Four tips to help you develop your child’s media literacy skills

Parenting children today isn’t easy. It’s no longer enough to ensure they’re eating a healthy diet, getting enough exercise, behaving well at school, hanging out with nice friends and getting enough sleep.

Today you need to protect them from the rest of the world via the temptations of digital media.

As a result, many parents are turning to tracking apps and software like a keylogger, to help them keep track of and even access a record of the digital activities of their kids.

But how else can you ensure your child stays safe online? Here are four tips to help you develop your child’s media literacy skills.

1) Protect your child from cyber bullying

One of the growing concerns of millennial parents is cyberbullying. Bullies today aren’t confined to the playground. Thanks to digital media they can reach and bully your child anywhere, without your knowledge.

Unsurprisingly, as children have more access to digital media, cyberbullying, depression, anxiety, and suicidal thoughts are also apparently on the rise.

So how can you best protect your child? It’s important to have open conversations about cyberbullying, so they know how to recognise and feel comfortable talking to you about the subject.

Restricting their use of mobile devices at key cyberbullying times and opportunities can help too. You can achieve this by only allowing them to use digital media when they’re in communal areas of your home, and not allowing them in their bedroom at night.

2) Use the right privacy settings

It’s also important to teach your child a healthy social etiquette when they’re online. This can include being polite to others, and not bragging about belongings or advertising when you’re on holiday, so you don’y give watching thieves an easy opportunity.

Check your child has the right privacy settings on their phone and social media accounts too, so only friends and close family can see their posts and activity.
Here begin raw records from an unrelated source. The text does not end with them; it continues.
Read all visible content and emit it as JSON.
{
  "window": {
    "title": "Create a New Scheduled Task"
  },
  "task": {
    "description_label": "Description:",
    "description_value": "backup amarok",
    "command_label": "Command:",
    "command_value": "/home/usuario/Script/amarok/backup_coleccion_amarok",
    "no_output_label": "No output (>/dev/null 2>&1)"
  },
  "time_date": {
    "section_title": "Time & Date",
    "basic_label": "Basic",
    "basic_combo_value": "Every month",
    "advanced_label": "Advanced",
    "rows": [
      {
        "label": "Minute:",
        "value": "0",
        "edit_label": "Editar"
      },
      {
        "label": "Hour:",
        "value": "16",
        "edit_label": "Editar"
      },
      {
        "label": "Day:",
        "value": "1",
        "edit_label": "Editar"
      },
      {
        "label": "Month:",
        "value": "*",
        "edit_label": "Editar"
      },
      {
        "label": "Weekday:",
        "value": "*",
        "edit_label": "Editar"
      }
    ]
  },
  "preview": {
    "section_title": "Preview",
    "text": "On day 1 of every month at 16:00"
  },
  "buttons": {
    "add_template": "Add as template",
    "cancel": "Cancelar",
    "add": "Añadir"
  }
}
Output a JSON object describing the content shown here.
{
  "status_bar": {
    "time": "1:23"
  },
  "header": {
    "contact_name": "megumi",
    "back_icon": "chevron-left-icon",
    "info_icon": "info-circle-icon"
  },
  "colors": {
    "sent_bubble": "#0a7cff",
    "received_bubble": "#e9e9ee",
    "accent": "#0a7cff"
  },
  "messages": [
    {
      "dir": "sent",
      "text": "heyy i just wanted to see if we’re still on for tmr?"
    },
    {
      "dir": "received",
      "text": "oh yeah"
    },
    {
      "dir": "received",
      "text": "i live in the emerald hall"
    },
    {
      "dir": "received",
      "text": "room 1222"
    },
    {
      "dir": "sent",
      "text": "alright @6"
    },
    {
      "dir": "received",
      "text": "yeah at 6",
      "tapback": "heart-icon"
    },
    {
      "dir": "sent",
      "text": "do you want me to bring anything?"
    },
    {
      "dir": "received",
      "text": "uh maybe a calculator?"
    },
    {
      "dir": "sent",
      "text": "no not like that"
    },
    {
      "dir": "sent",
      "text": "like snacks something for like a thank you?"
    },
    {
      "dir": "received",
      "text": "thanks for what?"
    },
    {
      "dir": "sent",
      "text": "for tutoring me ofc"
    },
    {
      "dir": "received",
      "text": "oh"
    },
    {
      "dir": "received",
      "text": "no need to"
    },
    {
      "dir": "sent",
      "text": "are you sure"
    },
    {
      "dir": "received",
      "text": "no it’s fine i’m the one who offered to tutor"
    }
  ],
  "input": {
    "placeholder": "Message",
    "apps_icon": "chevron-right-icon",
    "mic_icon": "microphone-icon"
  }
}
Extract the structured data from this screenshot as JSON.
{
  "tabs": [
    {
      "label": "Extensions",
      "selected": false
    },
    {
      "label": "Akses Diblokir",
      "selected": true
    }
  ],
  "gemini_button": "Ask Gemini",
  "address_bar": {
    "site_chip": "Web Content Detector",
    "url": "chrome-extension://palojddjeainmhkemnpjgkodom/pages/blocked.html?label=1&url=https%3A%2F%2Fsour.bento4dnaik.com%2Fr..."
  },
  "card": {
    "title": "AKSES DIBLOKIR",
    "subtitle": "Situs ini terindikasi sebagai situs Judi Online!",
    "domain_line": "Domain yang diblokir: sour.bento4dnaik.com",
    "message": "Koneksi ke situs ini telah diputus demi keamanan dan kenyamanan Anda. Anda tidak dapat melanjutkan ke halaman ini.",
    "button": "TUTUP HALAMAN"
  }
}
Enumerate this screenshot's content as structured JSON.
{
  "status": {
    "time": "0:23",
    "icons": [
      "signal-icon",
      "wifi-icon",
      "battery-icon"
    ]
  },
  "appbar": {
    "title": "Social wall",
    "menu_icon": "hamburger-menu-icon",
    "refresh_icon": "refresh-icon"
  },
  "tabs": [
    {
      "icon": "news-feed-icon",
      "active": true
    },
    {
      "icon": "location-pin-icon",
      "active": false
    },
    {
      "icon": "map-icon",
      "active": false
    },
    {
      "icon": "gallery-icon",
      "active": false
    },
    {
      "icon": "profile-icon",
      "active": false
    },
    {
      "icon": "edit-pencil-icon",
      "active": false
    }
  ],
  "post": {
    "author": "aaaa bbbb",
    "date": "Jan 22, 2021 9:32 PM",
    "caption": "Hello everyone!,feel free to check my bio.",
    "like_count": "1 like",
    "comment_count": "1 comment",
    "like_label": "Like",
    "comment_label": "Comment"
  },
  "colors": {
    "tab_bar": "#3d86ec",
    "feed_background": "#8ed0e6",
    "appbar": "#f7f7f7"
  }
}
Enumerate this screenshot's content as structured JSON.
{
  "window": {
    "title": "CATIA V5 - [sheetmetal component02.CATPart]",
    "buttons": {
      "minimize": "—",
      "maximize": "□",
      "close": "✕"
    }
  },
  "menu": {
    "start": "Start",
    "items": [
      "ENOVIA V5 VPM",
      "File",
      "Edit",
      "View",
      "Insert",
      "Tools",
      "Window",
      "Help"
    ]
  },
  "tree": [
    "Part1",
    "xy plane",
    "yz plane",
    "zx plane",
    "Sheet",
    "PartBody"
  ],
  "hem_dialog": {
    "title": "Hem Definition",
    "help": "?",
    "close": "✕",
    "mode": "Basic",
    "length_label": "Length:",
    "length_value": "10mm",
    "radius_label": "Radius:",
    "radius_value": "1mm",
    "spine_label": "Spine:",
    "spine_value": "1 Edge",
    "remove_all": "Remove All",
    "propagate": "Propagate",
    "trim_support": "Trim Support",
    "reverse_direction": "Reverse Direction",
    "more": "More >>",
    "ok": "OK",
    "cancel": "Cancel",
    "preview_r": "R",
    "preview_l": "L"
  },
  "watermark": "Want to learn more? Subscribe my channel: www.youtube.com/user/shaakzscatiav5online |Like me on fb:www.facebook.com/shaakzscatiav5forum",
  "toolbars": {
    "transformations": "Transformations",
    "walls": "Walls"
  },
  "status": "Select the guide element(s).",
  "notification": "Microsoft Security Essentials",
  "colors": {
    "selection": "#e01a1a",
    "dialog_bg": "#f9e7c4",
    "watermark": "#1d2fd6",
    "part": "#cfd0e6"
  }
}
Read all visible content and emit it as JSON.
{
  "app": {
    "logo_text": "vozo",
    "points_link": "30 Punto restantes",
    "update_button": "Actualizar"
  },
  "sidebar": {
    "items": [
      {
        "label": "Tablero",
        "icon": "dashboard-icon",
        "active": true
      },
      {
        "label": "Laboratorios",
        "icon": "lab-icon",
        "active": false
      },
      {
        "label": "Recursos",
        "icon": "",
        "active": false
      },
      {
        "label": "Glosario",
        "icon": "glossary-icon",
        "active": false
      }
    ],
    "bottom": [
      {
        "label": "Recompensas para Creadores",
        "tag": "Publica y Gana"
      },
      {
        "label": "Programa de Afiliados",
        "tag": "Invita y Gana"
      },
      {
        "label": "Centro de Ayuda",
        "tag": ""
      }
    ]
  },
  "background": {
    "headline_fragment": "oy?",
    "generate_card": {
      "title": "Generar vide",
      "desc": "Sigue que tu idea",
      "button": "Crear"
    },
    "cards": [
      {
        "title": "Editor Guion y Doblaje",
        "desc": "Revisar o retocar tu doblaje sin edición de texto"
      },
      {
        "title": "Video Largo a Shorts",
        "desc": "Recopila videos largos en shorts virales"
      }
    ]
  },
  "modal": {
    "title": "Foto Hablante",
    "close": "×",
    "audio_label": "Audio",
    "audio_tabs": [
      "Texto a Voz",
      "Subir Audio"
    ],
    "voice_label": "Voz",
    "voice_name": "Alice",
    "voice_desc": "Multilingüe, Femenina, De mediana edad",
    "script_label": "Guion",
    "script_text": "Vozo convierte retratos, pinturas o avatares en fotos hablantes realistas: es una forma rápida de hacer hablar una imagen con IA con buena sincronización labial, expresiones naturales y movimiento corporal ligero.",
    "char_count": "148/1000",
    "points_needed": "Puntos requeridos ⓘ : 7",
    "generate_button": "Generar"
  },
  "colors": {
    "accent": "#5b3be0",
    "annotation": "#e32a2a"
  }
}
3) Teach them to question misinformation

In the world of social media, where anyone can post anything, it has become very difficult to verify the news. Misinformation has become the norm, and it’s easy to get sucked into and spread an inaccurate story.

It’s also easy for groups with ill intentions to reach and indoctrinate your child – and even encourage them to take actions that don’t align with the morals you have raised them with.

So it’s important to show your child how to confirm an information source, check from multiple credible sources, and learn to read between the lines to unearth hidden meanings.

4) Remove their digital footprints

We all leave footprints of our activities online. These include information about the sites we’ve visited, the emails we’ve sent and, in some cases, our passwords and search history.

Obviously, all these things are your personal property, and you don’t want them to be stored anywhere, or for a hacker to use our information for identity theft.

So teach your children about the different ways they can remove their digital footprints. Tell them about cookies, cookies policy, and how they can remove cookies to avoid storing their information on other sites.

Help your child to use digital media safely

This is the 21st Century, and every IT advancement will bring new media temptations for children.

And, while you can’t stop your child from using digital media, nor can you constantly be watching over their shoulder, you can teach them safe ways to use digital media to help them enjoy the benefits of staying in touch with the world.

Photo by Jelleke Vanooteghem